Imagine standing in front of this person while they are exposed to the problem your product is supposed to solve. Now, imagine putting your hand on the persons shoulder and promise that person to solve the problem. How would you describe that promise? What words would you use?

That’s your business idea.

If you’re having problem imaging this scenario then maybe your business idea isn’t as straightforward as it can be. Maybe your solving too many problems for too many people? Maybe your solving a made up problem that no one in the real world is exposed to? A large company can of course make many promises to many people, but a small startup should stick to one promise to one persona.

Formulating it as a promise is also good for morale. It becomes crystal clear that what you’re doing is helping someone solve a problem. Your making the world a better place! This is what entrepreneurs do: we solve problems. Startups, specifically, solve problems that no one thought about solving before.

So, the next time someone asks about your business idea, how about giving them a promise?

The purpose of starting a business according to Pamela Slim

Guy Kawasaki has done a great interview with Pamela Slim where she talks about how to quit your job and a start a company. A subject she’s written a book about: Escape from Cubicle Nation. This is so true, from the interview:

“[…] the purpose of a business is to allow you to live the kind of life that makes you happy, healthy, wise, and wealthy…”

I am more and more thinking that personal growth and business development goes hand in hand. They can’t be separated, especially for small businesses. It can’t, no it must not, be about only money. You have to create something you love working with if the business is to be sustainable. Growing a business is also about growing the individuals working with that business.
We are leaving the industrial age. That also means leaving the industrial ways of thinking. Today a business has be agile and rewarding for the people involved. It has to have values, at least if it wants to survive in the long run.


“Subscribe to me” och länken som den nya copyrighten

Vilka affärsmodeller är hållbara i en värld av Free? Tror vi kommer att få se mer av sådant här:

Here’s what I’m offering:
1) You, the subscriber, agree to give me $9.50 a month for a year, to support my art. This is a donation that supports my work, not the purchase of a particular piece of art.
2) At the end of that year, I’ll put up a webpage with a selection of digital prints (at least 6 pieces, maybe a lot more). You can choose any two prints. There are no additional costs, not even shipping. Effectively, two prints cost you less than half what you would normally pay for one ($125+shipping). That’s your reward for investing in me.

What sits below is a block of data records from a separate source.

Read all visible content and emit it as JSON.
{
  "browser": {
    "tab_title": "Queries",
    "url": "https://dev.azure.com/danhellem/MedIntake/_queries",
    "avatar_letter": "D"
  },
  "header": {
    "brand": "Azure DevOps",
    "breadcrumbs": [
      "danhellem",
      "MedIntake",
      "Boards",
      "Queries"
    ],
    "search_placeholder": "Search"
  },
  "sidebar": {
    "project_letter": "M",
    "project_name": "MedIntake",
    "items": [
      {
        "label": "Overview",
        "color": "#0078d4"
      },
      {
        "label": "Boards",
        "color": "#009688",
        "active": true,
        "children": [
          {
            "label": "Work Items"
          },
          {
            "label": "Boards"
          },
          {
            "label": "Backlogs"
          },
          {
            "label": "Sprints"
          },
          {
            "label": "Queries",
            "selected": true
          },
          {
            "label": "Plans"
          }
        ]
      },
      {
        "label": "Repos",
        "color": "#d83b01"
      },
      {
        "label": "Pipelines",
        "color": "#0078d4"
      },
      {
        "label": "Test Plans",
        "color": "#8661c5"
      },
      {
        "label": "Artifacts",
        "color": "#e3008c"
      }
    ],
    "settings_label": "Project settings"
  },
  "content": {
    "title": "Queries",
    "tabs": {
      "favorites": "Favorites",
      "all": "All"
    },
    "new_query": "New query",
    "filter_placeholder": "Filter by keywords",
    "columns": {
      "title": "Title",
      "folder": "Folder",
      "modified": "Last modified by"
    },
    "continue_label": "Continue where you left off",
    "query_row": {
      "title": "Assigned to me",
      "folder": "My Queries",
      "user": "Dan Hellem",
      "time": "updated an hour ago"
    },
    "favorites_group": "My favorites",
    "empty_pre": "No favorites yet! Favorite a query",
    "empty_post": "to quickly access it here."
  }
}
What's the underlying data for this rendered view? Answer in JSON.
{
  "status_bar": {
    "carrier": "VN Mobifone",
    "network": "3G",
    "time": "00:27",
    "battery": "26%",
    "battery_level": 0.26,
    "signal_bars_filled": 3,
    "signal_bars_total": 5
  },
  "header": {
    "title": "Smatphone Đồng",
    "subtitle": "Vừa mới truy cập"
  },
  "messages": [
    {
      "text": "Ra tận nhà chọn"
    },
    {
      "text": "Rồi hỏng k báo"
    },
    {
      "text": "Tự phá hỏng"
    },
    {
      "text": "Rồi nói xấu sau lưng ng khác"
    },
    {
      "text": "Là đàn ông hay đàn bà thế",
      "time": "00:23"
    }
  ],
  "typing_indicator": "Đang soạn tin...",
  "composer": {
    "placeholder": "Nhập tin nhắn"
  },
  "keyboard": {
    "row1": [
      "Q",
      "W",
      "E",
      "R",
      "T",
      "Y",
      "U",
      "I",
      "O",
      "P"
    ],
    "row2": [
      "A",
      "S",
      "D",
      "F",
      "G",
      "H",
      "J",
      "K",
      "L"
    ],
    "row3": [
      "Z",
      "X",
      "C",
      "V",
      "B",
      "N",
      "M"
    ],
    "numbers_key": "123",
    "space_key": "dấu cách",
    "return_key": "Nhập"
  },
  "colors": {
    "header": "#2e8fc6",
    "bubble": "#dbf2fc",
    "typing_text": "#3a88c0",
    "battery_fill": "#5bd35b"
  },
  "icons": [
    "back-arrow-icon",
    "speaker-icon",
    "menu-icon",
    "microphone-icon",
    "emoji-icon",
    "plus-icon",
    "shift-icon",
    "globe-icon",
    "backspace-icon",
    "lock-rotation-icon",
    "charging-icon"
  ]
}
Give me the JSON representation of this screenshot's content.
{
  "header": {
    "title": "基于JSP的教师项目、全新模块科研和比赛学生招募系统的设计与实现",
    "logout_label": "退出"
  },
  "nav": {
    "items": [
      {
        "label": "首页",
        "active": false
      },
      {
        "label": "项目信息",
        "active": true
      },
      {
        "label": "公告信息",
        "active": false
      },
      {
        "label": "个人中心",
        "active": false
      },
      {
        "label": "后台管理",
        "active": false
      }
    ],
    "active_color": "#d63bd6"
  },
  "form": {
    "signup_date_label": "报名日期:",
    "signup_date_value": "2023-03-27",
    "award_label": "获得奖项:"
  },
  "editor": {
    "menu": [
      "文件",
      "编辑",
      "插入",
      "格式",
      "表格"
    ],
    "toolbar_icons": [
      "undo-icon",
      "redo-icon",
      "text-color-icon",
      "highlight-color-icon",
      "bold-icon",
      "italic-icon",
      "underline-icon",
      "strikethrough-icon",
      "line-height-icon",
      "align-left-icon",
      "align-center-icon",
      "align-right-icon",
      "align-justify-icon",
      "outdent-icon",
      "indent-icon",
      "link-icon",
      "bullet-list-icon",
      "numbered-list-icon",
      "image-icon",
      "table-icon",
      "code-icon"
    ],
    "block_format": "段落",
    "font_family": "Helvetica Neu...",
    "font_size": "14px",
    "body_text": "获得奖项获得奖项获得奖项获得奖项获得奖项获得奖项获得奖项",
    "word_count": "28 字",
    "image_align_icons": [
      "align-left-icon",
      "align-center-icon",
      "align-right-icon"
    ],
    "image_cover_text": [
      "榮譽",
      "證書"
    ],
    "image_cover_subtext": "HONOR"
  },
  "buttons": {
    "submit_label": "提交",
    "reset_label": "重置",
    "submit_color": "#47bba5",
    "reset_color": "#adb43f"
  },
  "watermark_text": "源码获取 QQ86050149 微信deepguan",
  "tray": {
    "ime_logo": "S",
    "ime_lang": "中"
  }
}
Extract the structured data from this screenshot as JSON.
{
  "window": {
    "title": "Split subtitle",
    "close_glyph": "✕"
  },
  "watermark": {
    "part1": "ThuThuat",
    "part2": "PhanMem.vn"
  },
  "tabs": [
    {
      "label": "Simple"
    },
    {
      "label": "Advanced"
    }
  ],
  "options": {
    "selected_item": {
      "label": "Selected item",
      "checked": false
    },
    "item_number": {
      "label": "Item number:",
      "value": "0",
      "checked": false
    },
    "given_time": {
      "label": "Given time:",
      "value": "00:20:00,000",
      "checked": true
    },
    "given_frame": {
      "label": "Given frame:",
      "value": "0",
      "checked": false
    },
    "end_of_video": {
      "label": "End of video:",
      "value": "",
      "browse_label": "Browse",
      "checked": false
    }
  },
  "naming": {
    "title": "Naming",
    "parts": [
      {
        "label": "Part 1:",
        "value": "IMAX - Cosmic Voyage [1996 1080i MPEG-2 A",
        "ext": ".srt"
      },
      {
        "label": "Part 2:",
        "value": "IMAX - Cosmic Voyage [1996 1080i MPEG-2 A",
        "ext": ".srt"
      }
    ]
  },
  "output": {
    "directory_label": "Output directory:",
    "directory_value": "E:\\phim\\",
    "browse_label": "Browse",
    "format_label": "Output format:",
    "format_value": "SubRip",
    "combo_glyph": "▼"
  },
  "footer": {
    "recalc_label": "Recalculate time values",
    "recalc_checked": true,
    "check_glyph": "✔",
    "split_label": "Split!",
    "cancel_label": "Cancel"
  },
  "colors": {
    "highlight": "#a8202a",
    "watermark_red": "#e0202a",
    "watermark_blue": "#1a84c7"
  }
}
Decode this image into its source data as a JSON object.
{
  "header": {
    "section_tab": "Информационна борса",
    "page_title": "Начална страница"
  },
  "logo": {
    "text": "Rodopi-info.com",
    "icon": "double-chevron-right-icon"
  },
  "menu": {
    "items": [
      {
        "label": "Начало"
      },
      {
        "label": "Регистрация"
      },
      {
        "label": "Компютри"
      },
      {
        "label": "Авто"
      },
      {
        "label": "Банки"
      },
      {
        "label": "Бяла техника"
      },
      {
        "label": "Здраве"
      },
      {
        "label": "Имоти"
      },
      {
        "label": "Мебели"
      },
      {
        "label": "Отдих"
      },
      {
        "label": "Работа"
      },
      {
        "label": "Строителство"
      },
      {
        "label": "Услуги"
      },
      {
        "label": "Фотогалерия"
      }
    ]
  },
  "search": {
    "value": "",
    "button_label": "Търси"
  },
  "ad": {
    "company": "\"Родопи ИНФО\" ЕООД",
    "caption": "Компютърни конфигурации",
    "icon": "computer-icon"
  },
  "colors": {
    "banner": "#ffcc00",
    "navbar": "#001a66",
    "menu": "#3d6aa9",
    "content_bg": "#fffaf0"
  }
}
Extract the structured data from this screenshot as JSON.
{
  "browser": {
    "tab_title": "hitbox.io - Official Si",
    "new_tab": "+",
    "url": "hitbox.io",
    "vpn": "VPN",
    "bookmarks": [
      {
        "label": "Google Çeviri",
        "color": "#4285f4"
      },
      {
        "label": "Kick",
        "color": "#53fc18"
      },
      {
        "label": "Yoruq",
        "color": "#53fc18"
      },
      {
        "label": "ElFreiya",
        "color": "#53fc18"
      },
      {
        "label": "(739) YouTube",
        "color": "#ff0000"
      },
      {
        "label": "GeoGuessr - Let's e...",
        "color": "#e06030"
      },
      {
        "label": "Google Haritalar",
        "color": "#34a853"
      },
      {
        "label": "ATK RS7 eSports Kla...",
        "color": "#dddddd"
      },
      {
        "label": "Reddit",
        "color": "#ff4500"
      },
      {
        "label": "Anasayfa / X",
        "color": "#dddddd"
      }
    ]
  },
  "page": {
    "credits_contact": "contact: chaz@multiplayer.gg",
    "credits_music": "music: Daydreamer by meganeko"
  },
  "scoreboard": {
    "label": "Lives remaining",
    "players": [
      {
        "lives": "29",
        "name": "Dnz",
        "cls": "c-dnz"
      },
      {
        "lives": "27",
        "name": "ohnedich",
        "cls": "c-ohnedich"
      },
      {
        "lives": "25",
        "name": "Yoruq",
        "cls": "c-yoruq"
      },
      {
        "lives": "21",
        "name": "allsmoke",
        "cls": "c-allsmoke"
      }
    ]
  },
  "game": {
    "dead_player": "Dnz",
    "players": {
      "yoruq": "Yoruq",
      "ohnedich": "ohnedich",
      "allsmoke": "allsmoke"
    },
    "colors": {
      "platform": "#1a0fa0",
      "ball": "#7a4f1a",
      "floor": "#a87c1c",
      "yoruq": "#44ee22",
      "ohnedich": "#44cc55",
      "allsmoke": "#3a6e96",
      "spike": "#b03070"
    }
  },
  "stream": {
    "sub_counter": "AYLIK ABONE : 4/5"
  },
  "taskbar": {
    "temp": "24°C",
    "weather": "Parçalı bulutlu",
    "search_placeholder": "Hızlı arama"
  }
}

Det är därför jag tror att en modern upphovsrättslagstiftning måste fokusera på upphovsmannen snarare än det skapade objektet och att länken är den nya copyrighten.

Med andra ord: kopiera gärna vad jag skapat men se för f-n till att ge mig cred för det!

Med tredje ord: länka alltid tillbaka.

Uppdaterat: med fjärde ord, det här tror jag inte alls på.

Ola Ahlvarsson: “idéer är värdelösa”

Var på Exciteras Enterpriseforum igår kväll (rekommenderas!) och lyssnade på några entreprenörer berätta om livet som företagare. En av dem var Ola Ahlvarsson.

Ola är mästare på att förmedla andra människors one-liners. Han snappar upp guldkorn av visdom från alla spännande människor han möter sedan paketerar han dem och gör det hela till sitt eget budskap. Alltid underhållande att lyssna på.

Han inledde med att berätta om några briljanta affärsidéer han haft som ung, bl.a. en gratistidning för tunnelbanan (som andra sedan gjorde stor succé av) eller personliga ringsignaler till telefoner. Hans poäng med dessa historier var det som också var det viktigaste i hela hans föredrag (“om ni bara ska ta med er en enda sak från ikväll så det det här“). Han sa:

“Idéer är värdelösa. Det är att utföra idéerna som räknas.”

Känns det igen? Denna insikt är så viktig och lätt att glömma bort, särskilt om man som både undertecknad och Ahlvarsson är s.k. Kalle Anka-entreprenörer, d.v.s. en människa med massor av affärsidéer om allt möjligt.

Så, kära mönsterbrytare, förändringsagent, entreprenör som läser detta, glöm aldrig att din affärsidé är värdelös.

Tills den dag den blir verklighet.